Validation of the scale among Jewish and diverse
Christian adherants would extend research in workplace
KEY WORDS: Christianity, Faith at Work Scale,
Judaism, psychometric, scale, vocation, workplace
spirituality, workplace religion
= 0.77) and demonstrates convergent validity with ther = 0.81, p > 0.0001). The scale
Max Weber’s provocative work, and the Spirit of Capitalism among sociologists and historians over religion’s contribution to economic growth (cf. Jones,  Radoki, have explored religiosity’s connection to virtue, emotion, personality, health, and other aspects of human functioning (Emmons and Paloutzian,
Pargament et al., veins, distinctive and potent connections have been identified between religiosity and human behavior and social systems. Sandwiched between the macro realm of the economy and the micro realm of psychology, the field of workplace spirituality has been taking shape (Giacalone and Jurkiewicz,  For a variety of reasons, however, scholars have eschewed religion and have focused on spirituality (cf. Gotsis and Kortezi,  Dean and Fornaciari, of research on workplace religion exists despite the religious affiliation of a sizable portion of the global workforce (Baylor Religion Survey, 2006; Juergensmeyer, 2006).
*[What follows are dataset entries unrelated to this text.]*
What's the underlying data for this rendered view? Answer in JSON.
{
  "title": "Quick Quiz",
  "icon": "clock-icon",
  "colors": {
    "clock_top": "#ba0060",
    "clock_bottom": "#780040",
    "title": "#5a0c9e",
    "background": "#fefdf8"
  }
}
This paper reports a study of Chinese Christian
executives in Hong Kong. The purpose of the
study is to determine the effectiveness of
Christian witness in the marketplace. It is an
exploratory study that adopts an inductive
approach to understanding some of what has
been happening in the marketplace. The reflection
is based on interviews with 119 Chinese
Christian executives who provided their personal
experiences as a database for reflection and
theorizing. There were two criteria for inclusion.
First, those invited to participate are known to
uphold a serious Christian commitment. This
qualifies them as “Christian.” Secondly, those
participating have in-depth business and management
experience. This qualifies them as

Christian belief and political culture

With the Enlargement on May 1 treaty and the December decision on admission negotiations with Turkey, thest, the debate on the European constitutionalTreaty Establishing A Constitution For Europe, I would English translation by Christoph Zeidler
Christian belief and political culture
in Europe
Bishop Wolfgang Huber
Chairman of the Council of the Evangelical Church in Germany (EKD)
Springer-Verlag 2004
Asia Europe Journal (2004) 2: 327–336
DOI: 10.1007/s10308-004-0110-z
current Treaty on the European Union in Article 6 contains the strong
commitment to basic political values, which are the common ground of the
member states’ individual constitutions: ‘‘The Union is founded on the
principles of liberty, democracy, respect for human rights and fundamental
freedoms, and the rule of law, principles which are common to the Member
States’’. The Convent’s draft for the constitutional treaty enlarges this catalogue
of values in Article 2 by adding the term ‘‘equality’’ and emphasising that
‘‘these values are common to the Member States in a society of pluralism,
tolerance, justice, solidarity and non-discrimination‘‘. This catalogue of core
values and the Charter of Fundamental Rights are an essential part of the
future constitution; this is a good basis for Europe’s political culture and for
the European people. Yet, is one European people already to be seen?